Anna Margaret Ross (née McKittrick), Irish writer known by her pen name Amanda McKittrick Ros, dies on February 2, 1939, at Larne, County Antrim, Northern Ireland. She publishes her first novel, Irene Iddesleigh, at her own expense in 1897. She writes poetry and a number of novels. Her works are not read widely, and her eccentric, over-written, “purple” circumlocutory writing is alleged by some critics to be some of the worst prose and poetry ever written.
Ros is born in Drumaness, County Down, on December 8, 1860, the fourth child of Eliza Black and Edward Amlave McKittrick, Principal of Drumaness High School. She is christened Anna Margaret at Third Ballynahinch Presbyterian Church on January 27, 1861. In the 1880s she attends Marlborough Teacher Training College in Dublin, is appointed Monitor at Millbrook National School, Larne, County Antrim, finishes her training at Marlborough and then becomes a qualified teacher at the same school.
During Ros’s first visit to Larne, she meets Andrew Ross, a widower of 35, who is station master there. She marries him at Joymount Presbyterian Church, Carrickfergus, County Antrim, on August 30, 1887.
Ros writes under the pen name Amanda McKittrick Ros, possibly in an attempt to suggest a connection to the noble de Ros family of County Down. She is strongly influenced by the novelist Marie Corelli. She writes, “My chief object of writing is and always has been, to write if possible in a strain all my own. This I find is why my writings are so much sought after.” She imagines “the million and one who thirst for aught that drops from my pen,” and predicts that she will “be talked about at the end of a thousand years.”
Ros’s “admirers” include Aldous Huxley, Siegfried Sassoon, C. S. Lewis and Mark Twain. The publication of her novel Irene Iddesleigh is financed by her husband in 1897 as a gift to her on their tenth wedding anniversary. Twain considers the novel “one of the greatest unintentionally humorous novels of all time.” A reader sends a copy of the novel to humorist Barry Pain, who in an 1898 review calls it “a thing that happens once in a million years,” and sarcastically terms it “the book of the century.” He reports that he is initially entertained, but soon “shrank before it in tears and terror.” Ros retorts in her preface to Delina Delaney by branding Pain a “clay crab of corruption,” suggesting that he is so hostile only because he is secretly in love with her. But Ros claims to make enough money from her second novel, Delina Delaney, to build a house, which she names Iddesleigh.

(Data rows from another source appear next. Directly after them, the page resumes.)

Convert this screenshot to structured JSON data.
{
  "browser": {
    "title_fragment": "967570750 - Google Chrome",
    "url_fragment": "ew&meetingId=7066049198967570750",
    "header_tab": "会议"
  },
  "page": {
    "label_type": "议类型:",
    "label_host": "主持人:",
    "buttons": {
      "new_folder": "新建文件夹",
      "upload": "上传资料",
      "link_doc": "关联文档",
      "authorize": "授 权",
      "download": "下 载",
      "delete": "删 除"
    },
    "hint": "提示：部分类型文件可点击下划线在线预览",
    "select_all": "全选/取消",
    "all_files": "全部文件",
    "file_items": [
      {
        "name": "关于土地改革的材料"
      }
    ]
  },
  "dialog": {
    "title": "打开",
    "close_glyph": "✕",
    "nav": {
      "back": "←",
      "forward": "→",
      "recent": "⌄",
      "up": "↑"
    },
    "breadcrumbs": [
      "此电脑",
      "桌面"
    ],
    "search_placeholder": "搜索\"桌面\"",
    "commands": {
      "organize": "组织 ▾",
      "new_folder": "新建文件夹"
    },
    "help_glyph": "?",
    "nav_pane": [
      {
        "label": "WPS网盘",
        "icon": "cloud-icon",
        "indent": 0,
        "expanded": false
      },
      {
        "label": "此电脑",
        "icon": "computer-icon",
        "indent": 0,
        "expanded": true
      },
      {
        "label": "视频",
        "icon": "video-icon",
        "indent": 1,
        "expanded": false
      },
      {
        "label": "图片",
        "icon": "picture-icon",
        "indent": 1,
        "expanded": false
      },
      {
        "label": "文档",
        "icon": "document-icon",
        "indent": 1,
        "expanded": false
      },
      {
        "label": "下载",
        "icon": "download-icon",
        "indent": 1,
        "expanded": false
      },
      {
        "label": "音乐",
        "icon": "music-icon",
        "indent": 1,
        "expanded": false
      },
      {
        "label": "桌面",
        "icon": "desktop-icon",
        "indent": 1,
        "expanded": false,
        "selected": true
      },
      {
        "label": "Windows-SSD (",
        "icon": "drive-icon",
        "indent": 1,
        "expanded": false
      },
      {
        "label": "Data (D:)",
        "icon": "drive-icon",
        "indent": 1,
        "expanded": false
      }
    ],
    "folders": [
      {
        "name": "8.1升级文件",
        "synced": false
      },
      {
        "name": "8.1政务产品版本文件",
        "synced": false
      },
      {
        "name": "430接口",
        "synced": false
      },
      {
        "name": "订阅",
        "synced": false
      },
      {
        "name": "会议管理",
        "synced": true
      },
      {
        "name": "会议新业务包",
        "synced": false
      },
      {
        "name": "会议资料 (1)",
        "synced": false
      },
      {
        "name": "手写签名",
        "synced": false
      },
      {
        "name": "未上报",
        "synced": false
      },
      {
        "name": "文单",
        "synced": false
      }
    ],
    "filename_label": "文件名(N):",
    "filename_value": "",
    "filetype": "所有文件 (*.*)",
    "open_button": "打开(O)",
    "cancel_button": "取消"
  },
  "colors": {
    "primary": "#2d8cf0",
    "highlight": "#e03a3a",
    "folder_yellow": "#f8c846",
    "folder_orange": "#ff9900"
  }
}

In Ros’s last novel, Helen Huddleson, all the characters are named after various fruits: Lord Raspberry, Cherry Raspberry, Sir Peter Plum, Christopher Currant, the Earl of Grape, Madame Pear. Of Pear, Ros writes, “she had a swell staff of sweet-faced helpers swathed in stratagem, whose members and garments glowed with the lust of the loose, sparkled with the tears of the tortured, shone with the sunlight of bribery, dangled with the diamonds of distrust, slashed with sapphires of scandals…”
Ros believes that her critics lack sufficient intellect to appreciate her talent and is convinced that they conspire against her for revealing the corruption of society’s ruling classes, thereby disturbing “the bowels of millions.”
Andrew Ross dies in 1917, and Ros marries Thomas Rodgers, a County Down farmer, in 1922.
Belfast Public Libraries have a large collection of manuscripts, typescripts and first editions of Ros’s work. Manuscript copies include Irene Iddesleigh, Sir Benjamin Bunn and Six Months in Hell. Typescript versions of all the above are held together with Rector Rose, St. Scandal Bags and The Murdered Heiress among others. The collection of first editions covers all her major works including volumes of her poetry, Fumes of Formation and Poems of Puncture, together with lesser-known pieces such as Kaiser Bill and Donald Dudley: The Bastard Critic. The collection includes hundreds of letters addressed to Ros, many with her own comments in the margins. Also included are typed copies of her letters to newspapers, correspondence with her admiring publisher T. S. Mercer, an album of newspaper cuttings and photographs, and a script for a BBC broadcast from July 1943.
A few enthusiasts have kept Ros’s legend alive. A biography, O Rare Amanda!, is published in 1954. A collection of her most memorable passages is published in 1988 under the title Thine in Storm and Calm. In 2007 her life and works are fêted at a Belfast literary festival.
Denis Johnston, the Irish playwright, writes a radio play entitled Amanda McKittrick Ros which is broadcast on BBC Home Service radio on July 27, 1943 and subsequently. The play is published in The Dramatic Works of Denis Johnston vol. 3. He acquires a collection of papers from Ros including the unfinished typescript of Helen Huddleson. These can now be seen as part of the Denis Johnston collection in the library of the Ulster University at Coleraine, Northern Ireland.